After her mother's death in 2010, Celine Marchbank started to clear out her mother's house, sorting through everything she had left behind. As she stood staring at the boxes in her home, still in a state of shock, she began to discover her recipes, beautiful handwritten notes. Her mother Sue Miles, had been a head-chef for 40 years; described in her obituary in The Guardian as 'the doyenne of the British restaurant revolution' She was also one of the first female head chefs in Britain.
Celine felt an overpowering need to do something with these, for her mother and for herself. Celine decided to cook her mother's recipes, to learn the things they hadn't got round to and photograph the process.

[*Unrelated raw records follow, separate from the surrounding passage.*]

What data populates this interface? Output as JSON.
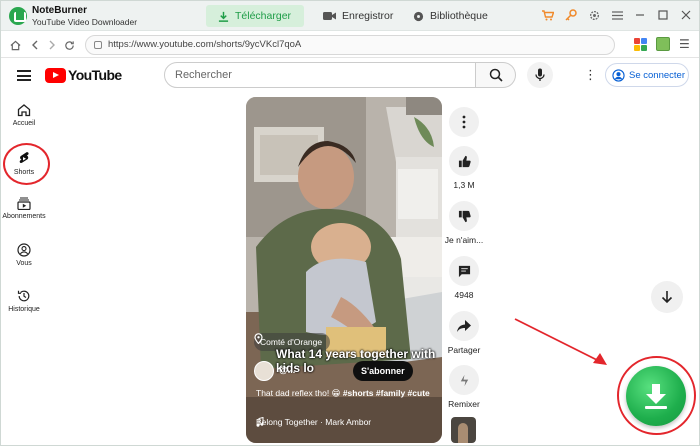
{
  "app": {
    "name": "NoteBurner",
    "subtitle": "YouTube Video Downloader",
    "tabs": [
      {
        "label": "Télécharger",
        "active": true
      },
      {
        "label": "Enregistror",
        "active": false
      },
      {
        "label": "Bibliothèque",
        "active": false
      }
    ]
  },
  "browser": {
    "url": "https://www.youtube.com/shorts/9ycVKcl7qoA"
  },
  "youtube": {
    "logo_text": "YouTube",
    "search_placeholder": "Rechercher",
    "signin_label": "Se connecter",
    "sidebar": [
      {
        "label": "Accueil",
        "icon": "home-icon"
      },
      {
        "label": "Shorts",
        "icon": "shorts-icon"
      },
      {
        "label": "Abonnements",
        "icon": "subscriptions-icon"
      },
      {
        "label": "Vous",
        "icon": "you-icon"
      },
      {
        "label": "Historique",
        "icon": "history-icon"
      }
    ]
  },
  "video": {
    "location": "Comté d'Orange",
    "title": "What 14 years together with kids lo",
    "channel_handle": "@...",
    "subscribe_label": "S'abonner",
    "caption_text": "That dad reflex tho! 😁 ",
    "caption_tags": "#shorts #family #cute",
    "music": "Belong Together · Mark Ambor"
  },
  "actions": {
    "likes": "1,3 M",
    "dislike_label": "Je n'aim...",
    "comments": "4948",
    "share_label": "Partager",
    "remix_label": "Remixer"
  },
  "colors": {
    "accent_green": "#1fae4c",
    "annotation_red": "#e3262c",
    "youtube_red": "#ff0000"
  }
}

She wanted to feel the warmth of eating her mother's food again, to feel the sense of being nurtured and cared for once more. The recipes were haunted with memories; the smells took her back to moments they shared like nothing else, and the more she continued the more she felt connected to her mother.
But this is not a cookbook. A Stranger in my Mother's Kitchen is a book that shares a universal story of loss whilst also celebrating a food legacy. The book includes colour photographs, writings on grief, text contributions and a selection of 17 printed recipes as inserts in the book.
A Stranger in My Mother's Kitchen follows on from Celine's critically acclaimed first book Tulip, about the last year of her mother's life. Chosen as 'Photo Book of the Month' by Sean O'Hagan in The Observer and 'Photo Book of The Week' by photo-eye, it featured in The British Journal of Photography, BBC News, The Guardian, The Times Literary Supplement, The Independent, The Telegraph Magazine and Vanity Fair amongst many others.
is a British photographic artist based in London. Her practice explores everyday life, fascinated by the quiet details of domesticity, with a particular interest in home, family and community.
Celine's first book; Tulip, the story of the last year of her mother's life, was published by Dewi Lewis Publishing in 2016, where it was met with widespread acclaim and exhibited and published nationally and internationally. Named Photo Book of the Month by Sean O'Hagan in The Observer newspaper and Photo Book of The Week by Photo-Eye, featured in The British Journal of Photography, BBC News, The Guardian, The Times Literary Supplement, The Independent, The Telegraph Magazine, Vanity Fair and Photomonitor amongst others.
Her work has won and been a selected finalist for a series of awards. In 2017 Celine was a winner in the documentary category in the Julia Margaret Cameron Award for Women Photographers, Jury's Selection for the Prix Virginia International Photography Prize for Women, and category winner in the Creative Review Photography Annual. Her work has also been shortlisted in several photography awards including The European Publishers Award For Photography, The Deutsche Bank Photography Award, Magenta Flash Forward Awards, The Lucie Foundation Grant, a finalist in the Emergentes DST International Photography Award, and the winner of the Hereford Photography Festival Open Here award.
In 2020 she completed a 2-3 year commission for the CONNECT NHS public arts programme at Brighton Hospital, a partnership between Photoworks, Brighton & Sussex NHS Hospital Trust and Willis Newson, creating a permanent collection of photographic artworks for the new hospital.
Celine is a lecturer in Photography on both the BA (Hons) Photography at Falmouth University and the MA Photojournalism & Documentary Photography at London College of Communication (UAL), and a Fellow of the Royal Society of the Arts (RSA).